§ **Your goal**
From the records below, copy out each line that has the word "label".

§ **Records supplied**
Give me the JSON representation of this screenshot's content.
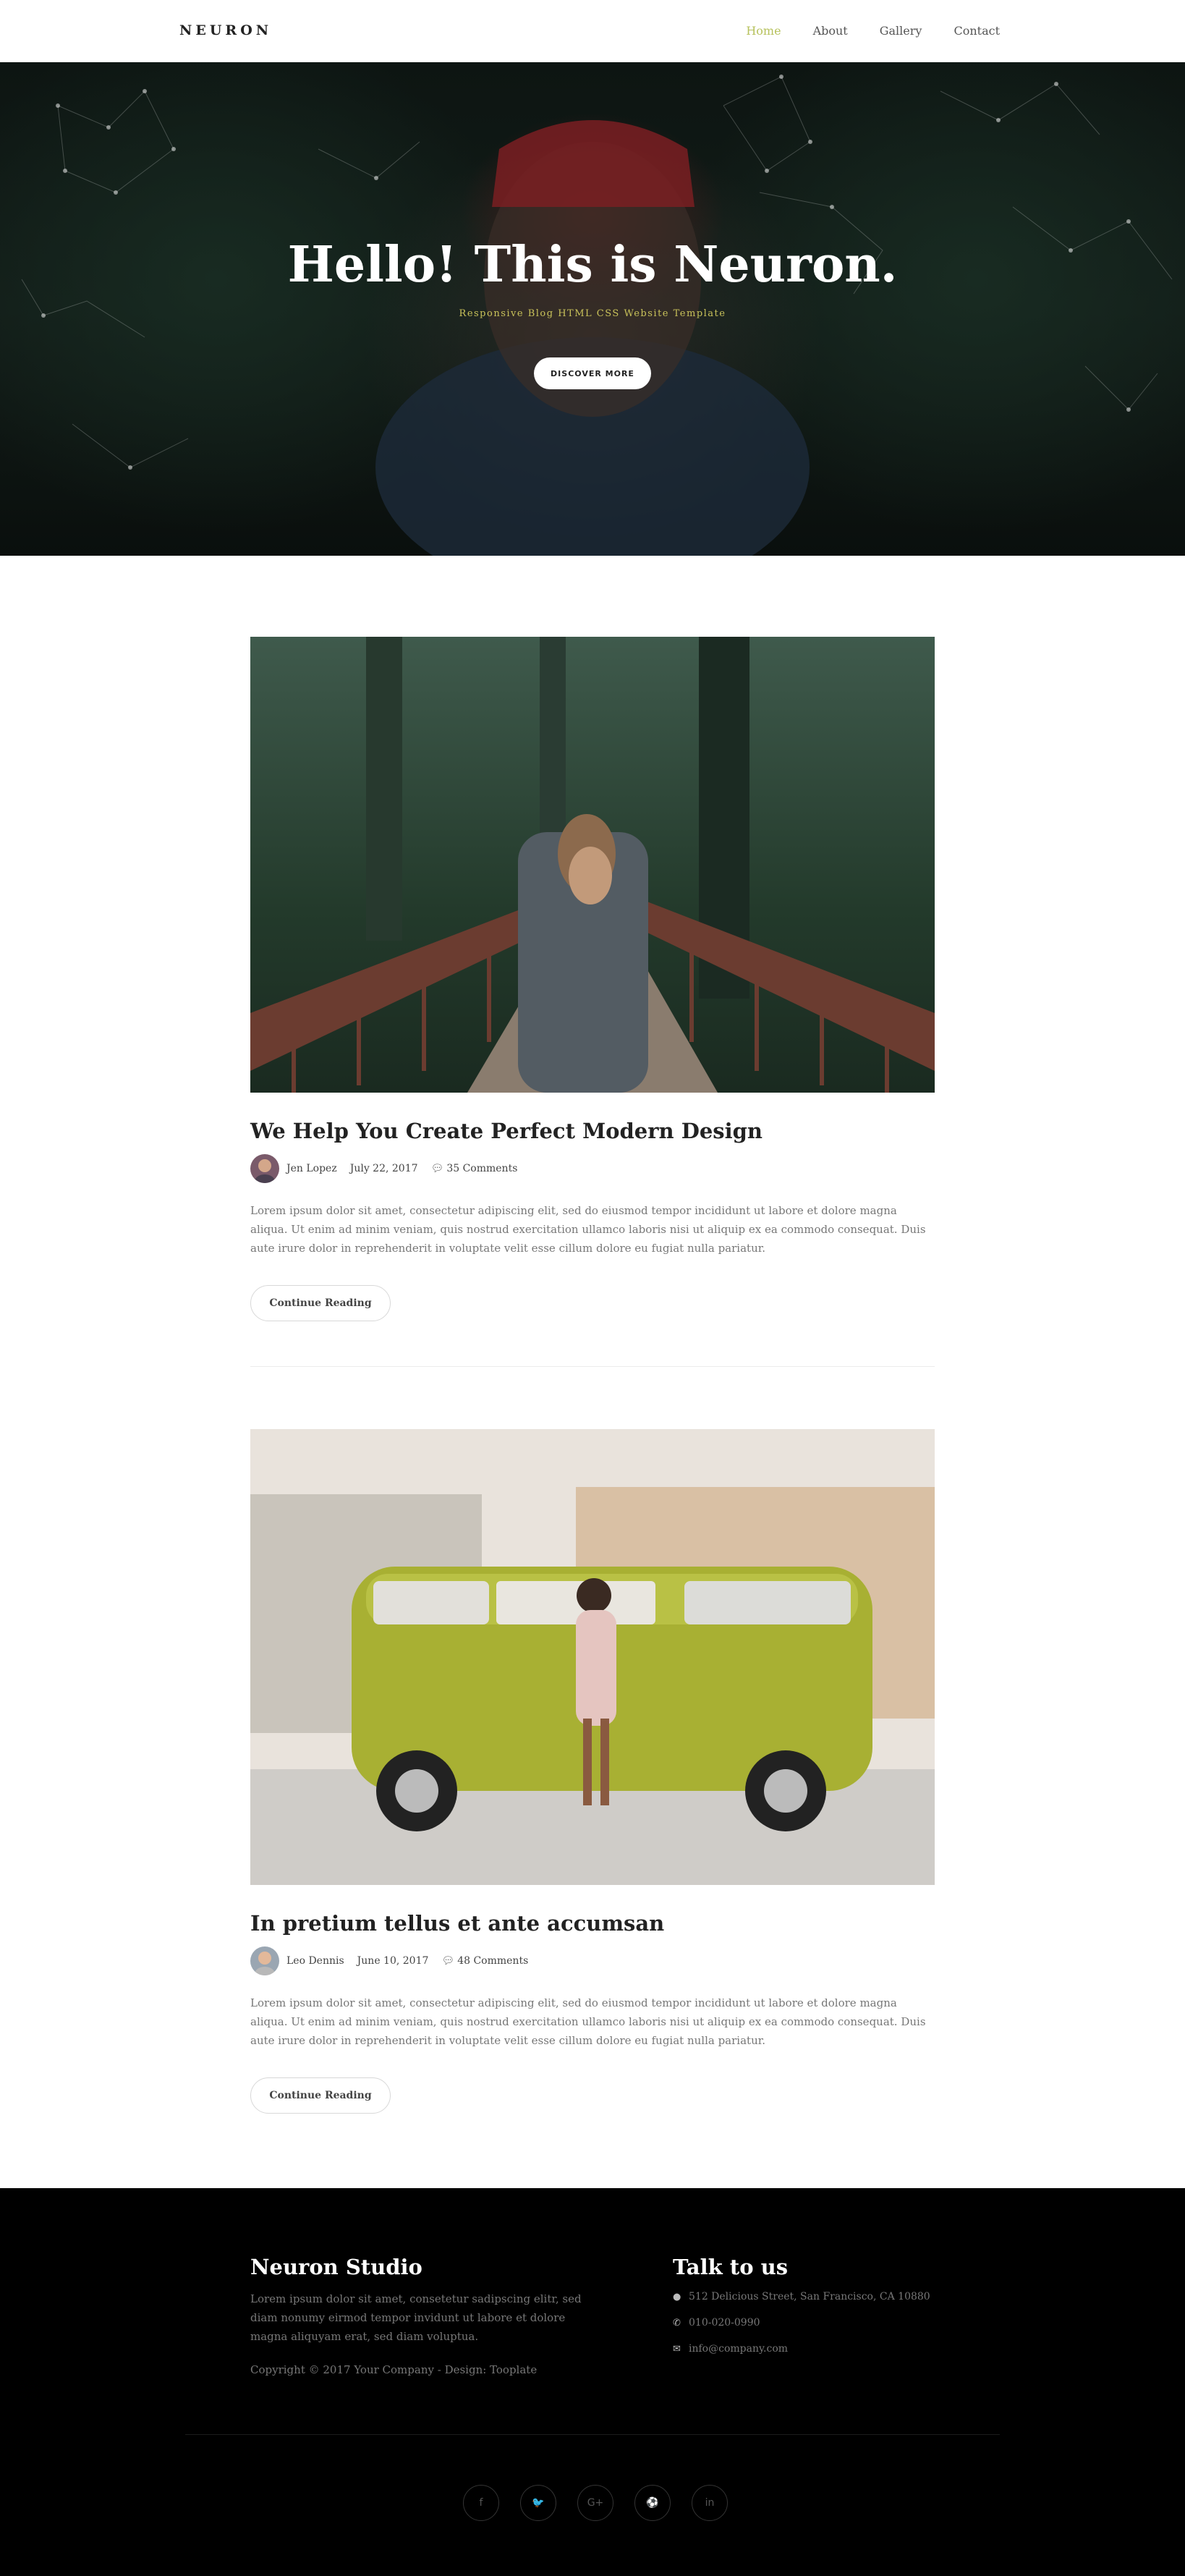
{
  "nav": {
    "brand": "NEURON",
    "links": [
      {
        "label": "Home",
        "active": true
      },
      {
        "label": "About",
        "active": false
      },
      {
        "label": "Gallery",
        "active": false
      },
      {
        "label": "Contact",
        "active": false
      }
    ],
    "active_color": "#b7c25d"
  },
  "hero": {
    "title": "Hello! This is Neuron.",
    "subtitle": "Responsive Blog HTML CSS Website Template",
    "button": "DISCOVER MORE",
    "subtitle_color": "#c9c25a"
  },
  "posts": [
    {
      "title": "We Help You Create Perfect Modern Design",
      "author": "Jen Lopez",
      "date": "July 22, 2017",
      "comments": "35 Comments",
      "excerpt": "Lorem ipsum dolor sit amet, consectetur adipiscing elit, sed do eiusmod tempor incididunt ut labore et dolore magna aliqua. Ut enim ad minim veniam, quis nostrud exercitation ullamco laboris nisi ut aliquip ex ea commodo consequat. Duis aute irure dolor in reprehenderit in voluptate velit esse cillum dolore eu fugiat nulla pariatur.",
      "button": "Continue Reading"
    },
    {
      "title": "In pretium tellus et ante accumsan",
      "author": "Leo Dennis",
      "date": "June 10, 2017",
      "comments": "48 Comments",
      "excerpt": "Lorem ipsum dolor sit amet, consectetur adipiscing elit, sed do eiusmod tempor incididunt ut labore et dolore magna aliqua. Ut enim ad minim veniam, quis nostrud exercitation ullamco laboris nisi ut aliquip ex ea commodo consequat. Duis aute irure dolor in reprehenderit in voluptate velit esse cillum dolore eu fugiat nulla pariatur.",
      "button": "Continue Reading"
    }
  ],
  "footer": {
    "studio_title": "Neuron Studio",
    "studio_text": "Lorem ipsum dolor sit amet, consetetur sadipscing elitr, sed diam nonumy eirmod tempor invidunt ut labore et dolore magna aliquyam erat, sed diam voluptua.",
    "copyright": "Copyright © 2017 Your Company - Design: Tooplate",
    "contact_title": "Talk to us",
    "address": "512 Delicious Street, San Francisco, CA 10880",
    "phone": "010-020-0990",
    "email": "info@company.com",
    "socials": [
      {
        "icon": "facebook-icon",
        "glyph": "f"
      },
      {
        "icon": "twitter-icon",
        "glyph": "🐦"
      },
      {
        "icon": "google-plus-icon",
        "glyph": "G+"
      },
      {
        "icon": "dribbble-icon",
        "glyph": "⚽"
      },
      {
        "icon": "linkedin-icon",
        "glyph": "in"
      }
    ]
  }
}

§ **Solution for this task**
        "label": "Home",
        "label": "About",
        "label": "Gallery",
        "label": "Contact",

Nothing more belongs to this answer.